Prenatal exposure to smog alters the brain

A study by the Barcelona Institute for Global Health (ISGlobal) has identified a link between prenatal exposure to smog and brain abnormalities. According to the researchers, breathing much smog during pregnancy could cause alterations in the fetus. These would result in cognitive difficulties during childhood.

The study showed for the first time a link between smog and difficulty in inhibiting the response. Prenatal exposure to fine particles seems to be connected to a thinner cortex. Here are our inhibitory brakes and the ability to control impulses. The anomalies in those areas can be linked to attention deficit and predisposition to addictions.

The researchers followed a group of Dutch pregnant women and then their 783 children. They measured air pollution levels at home and in areas frequented by expectant mothers. In particular, they focused on the levels of nitrogen dioxide and fine particles. Between 6 and 10 years, they also monitored children's brain development using imaging techniques.
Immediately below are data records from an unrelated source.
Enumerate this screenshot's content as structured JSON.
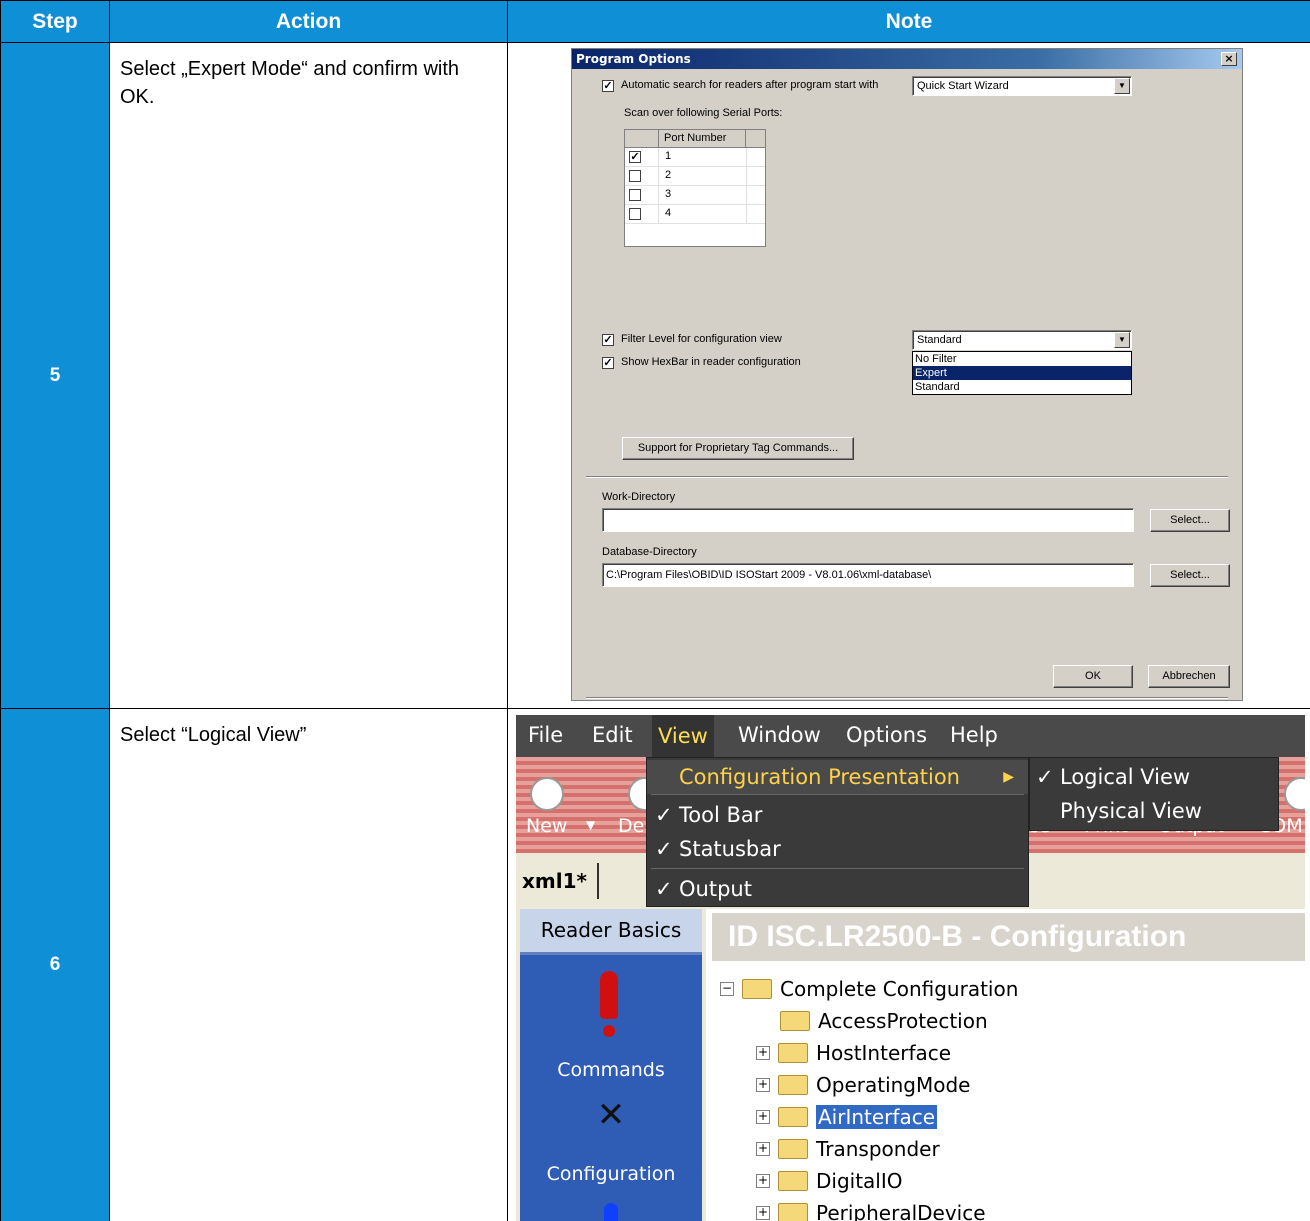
{
  "table": {
    "headers": [
      "Step",
      "Action",
      "Note"
    ],
    "rows": [
      {
        "step": "5",
        "action": "Select „Expert Mode“ and confirm with OK."
      },
      {
        "step": "6",
        "action": "Select “Logical View”"
      }
    ]
  },
  "dialog": {
    "title": "Program Options",
    "close_glyph": "×",
    "auto_search_label": "Automatic search for readers after program start with",
    "auto_search_combo": "Quick Start Wizard",
    "scan_ports_label": "Scan over following Serial Ports:",
    "port_column_header": "Port Number",
    "ports": [
      {
        "number": "1",
        "checked": true
      },
      {
        "number": "2",
        "checked": false
      },
      {
        "number": "3",
        "checked": false
      },
      {
        "number": "4",
        "checked": false
      }
    ],
    "filter_level_label": "Filter Level for configuration view",
    "filter_level_combo": "Standard",
    "filter_options": [
      "No Filter",
      "Expert",
      "Standard"
    ],
    "filter_selected": "Expert",
    "show_hexbar_label": "Show HexBar in reader configuration",
    "proprietary_button": "Support for Proprietary Tag Commands...",
    "work_dir_label": "Work-Directory",
    "work_dir_value": "",
    "db_dir_label": "Database-Directory",
    "db_dir_value": "C:\\Program Files\\OBID\\ID ISOStart 2009 - V8.01.06\\xml-database\\",
    "select_button": "Select...",
    "ok_button": "OK",
    "cancel_button": "Abbrechen"
  },
  "app": {
    "menubar": [
      "File",
      "Edit",
      "View",
      "Window",
      "Options",
      "Help"
    ],
    "active_menu": "View",
    "view_menu": [
      {
        "label": "Configuration Presentation",
        "has_submenu": true,
        "checked": false
      },
      {
        "label": "Tool Bar",
        "checked": true
      },
      {
        "label": "Statusbar",
        "checked": true
      },
      {
        "label": "Output",
        "checked": true
      }
    ],
    "submenu": [
      {
        "label": "Logical View",
        "checked": true
      },
      {
        "label": "Physical View",
        "checked": false
      }
    ],
    "toolbar_labels": [
      "New",
      "De",
      "ce",
      "Print",
      "Output",
      "COM"
    ],
    "tab_label": "xml1*",
    "sidebar_header": "Reader Basics",
    "sidebar_items": [
      "Commands",
      "Configuration"
    ],
    "title": "ID ISC.LR2500-B - Configuration",
    "tree": [
      {
        "label": "Complete Configuration",
        "expander": "−",
        "level": 0
      },
      {
        "label": "AccessProtection",
        "expander": "",
        "level": 1
      },
      {
        "label": "HostInterface",
        "expander": "+",
        "level": 1
      },
      {
        "label": "OperatingMode",
        "expander": "+",
        "level": 1
      },
      {
        "label": "AirInterface",
        "expander": "+",
        "level": 1,
        "selected": true
      },
      {
        "label": "Transponder",
        "expander": "+",
        "level": 1
      },
      {
        "label": "DigitalIO",
        "expander": "+",
        "level": 1
      },
      {
        "label": "PeripheralDevice",
        "expander": "+",
        "level": 1
      }
    ]
  }
}
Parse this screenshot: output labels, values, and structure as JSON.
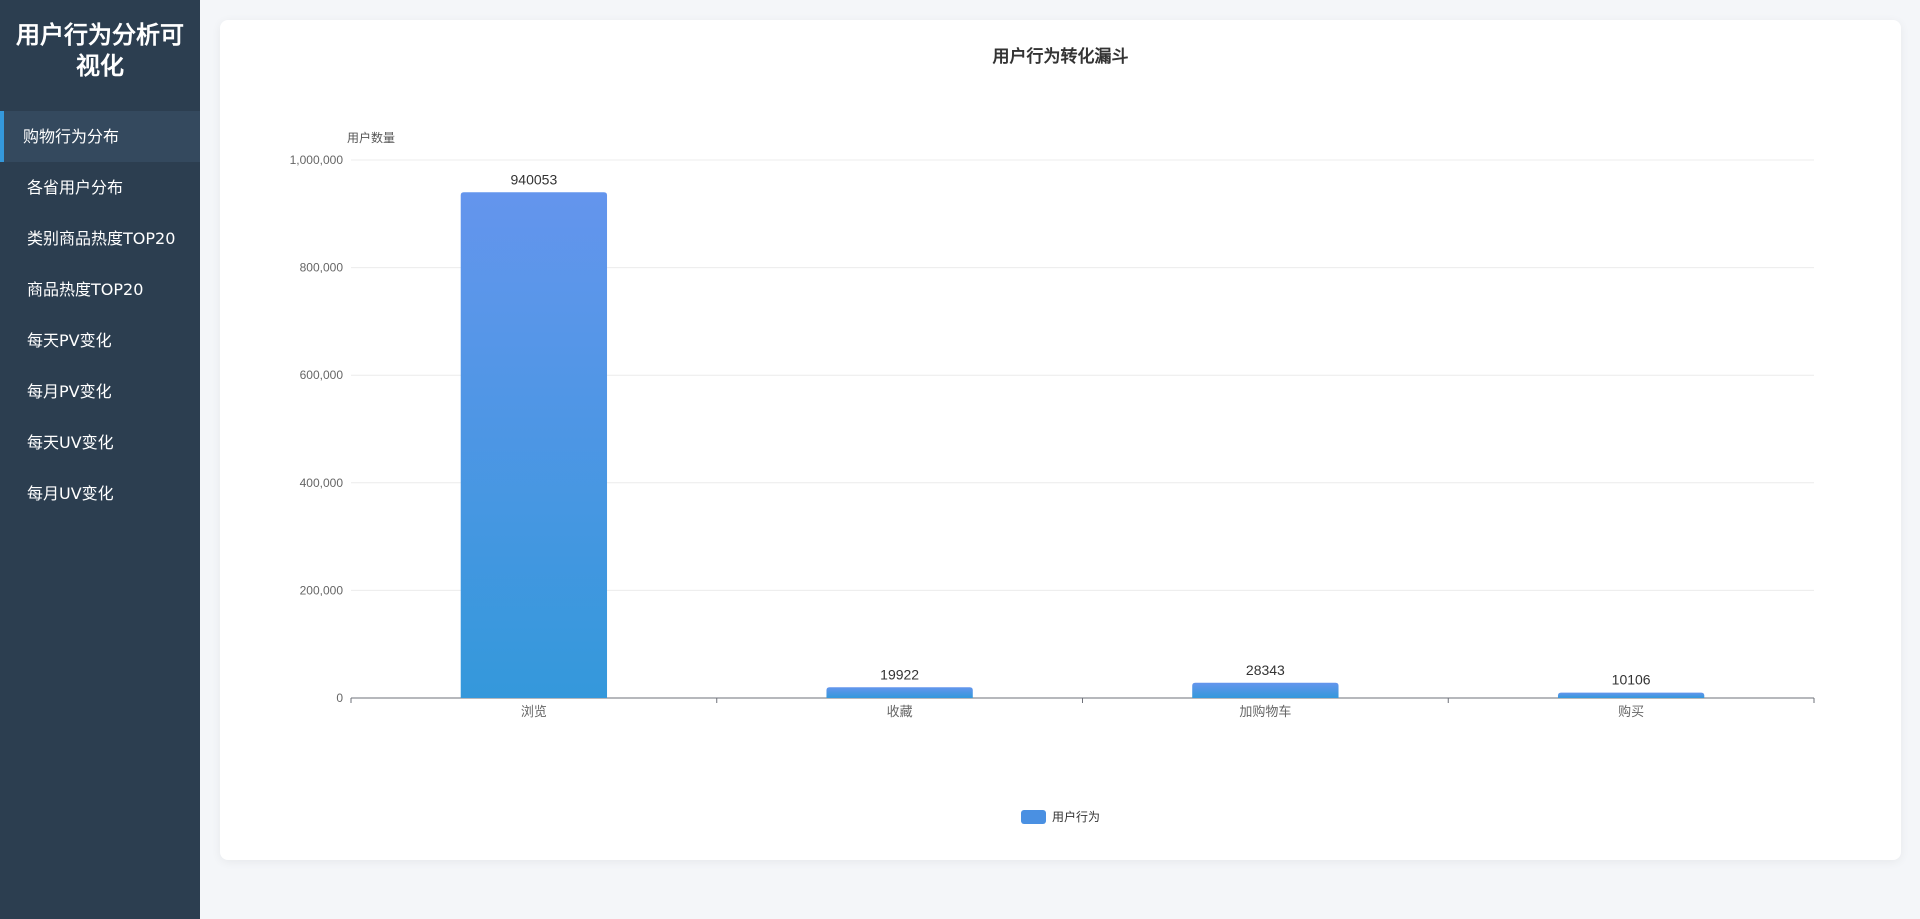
{
  "sidebar": {
    "title": "用户行为分析可视化",
    "items": [
      {
        "label": "购物行为分布",
        "active": true
      },
      {
        "label": "各省用户分布",
        "active": false
      },
      {
        "label": "类别商品热度TOP20",
        "active": false
      },
      {
        "label": "商品热度TOP20",
        "active": false
      },
      {
        "label": "每天PV变化",
        "active": false
      },
      {
        "label": "每月PV变化",
        "active": false
      },
      {
        "label": "每天UV变化",
        "active": false
      },
      {
        "label": "每月UV变化",
        "active": false
      }
    ]
  },
  "colors": {
    "sidebar_bg": "#2c3e50",
    "sidebar_active_bg": "#34495e",
    "accent": "#3498db",
    "bar_top": "#6495ed",
    "bar_bottom": "#3498db"
  },
  "chart_data": {
    "type": "bar",
    "title": "用户行为转化漏斗",
    "ylabel": "用户数量",
    "xlabel": "",
    "categories": [
      "浏览",
      "收藏",
      "加购物车",
      "购买"
    ],
    "series": [
      {
        "name": "用户行为",
        "values": [
          940053,
          19922,
          28343,
          10106
        ]
      }
    ],
    "ylim": [
      0,
      1000000
    ],
    "yticks": [
      0,
      200000,
      400000,
      600000,
      800000,
      1000000
    ],
    "ytick_labels": [
      "0",
      "200,000",
      "400,000",
      "600,000",
      "800,000",
      "1,000,000"
    ],
    "data_labels": [
      "940053",
      "19922",
      "28343",
      "10106"
    ],
    "grid": true,
    "legend": "bottom-center"
  }
}
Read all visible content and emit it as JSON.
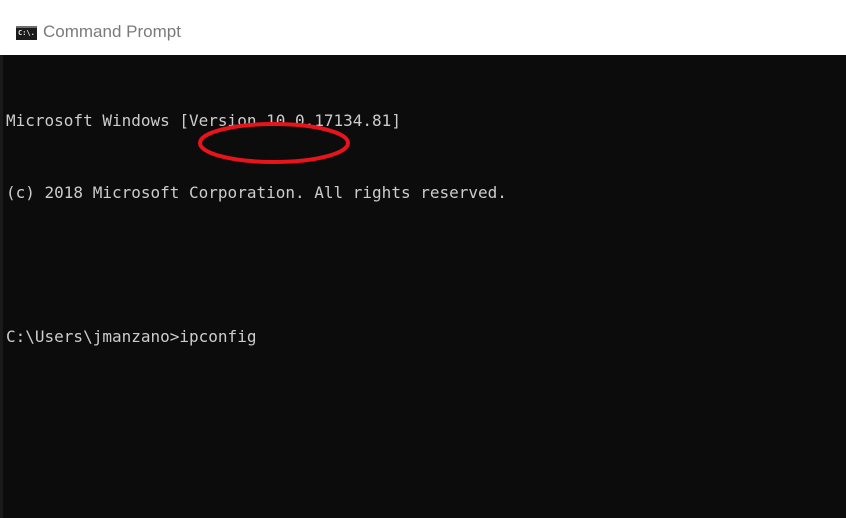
{
  "window": {
    "title": "Command Prompt",
    "icon": "cmd-icon",
    "icon_text": "C:\\."
  },
  "console": {
    "lines": [
      "Microsoft Windows [Version 10.0.17134.81]",
      "(c) 2018 Microsoft Corporation. All rights reserved."
    ],
    "prompt": "C:\\Users\\jmanzano>",
    "command": "ipconfig"
  },
  "annotation": {
    "type": "ellipse-highlight",
    "target": "command",
    "color": "#e8141c"
  },
  "colors": {
    "console_background": "#0c0c0c",
    "console_text": "#cccccc",
    "title_text": "#7a7a7a"
  }
}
Combining the collected data, the researchers found a link between the levels of fine dust and the presence of anomalies. Most women have spent gestation in areas considered healthy. Nevertheless, even the average levels have proved to be harmful to the fetus. According to the researchers, this should push us to review the current levels of air pollution in our cities.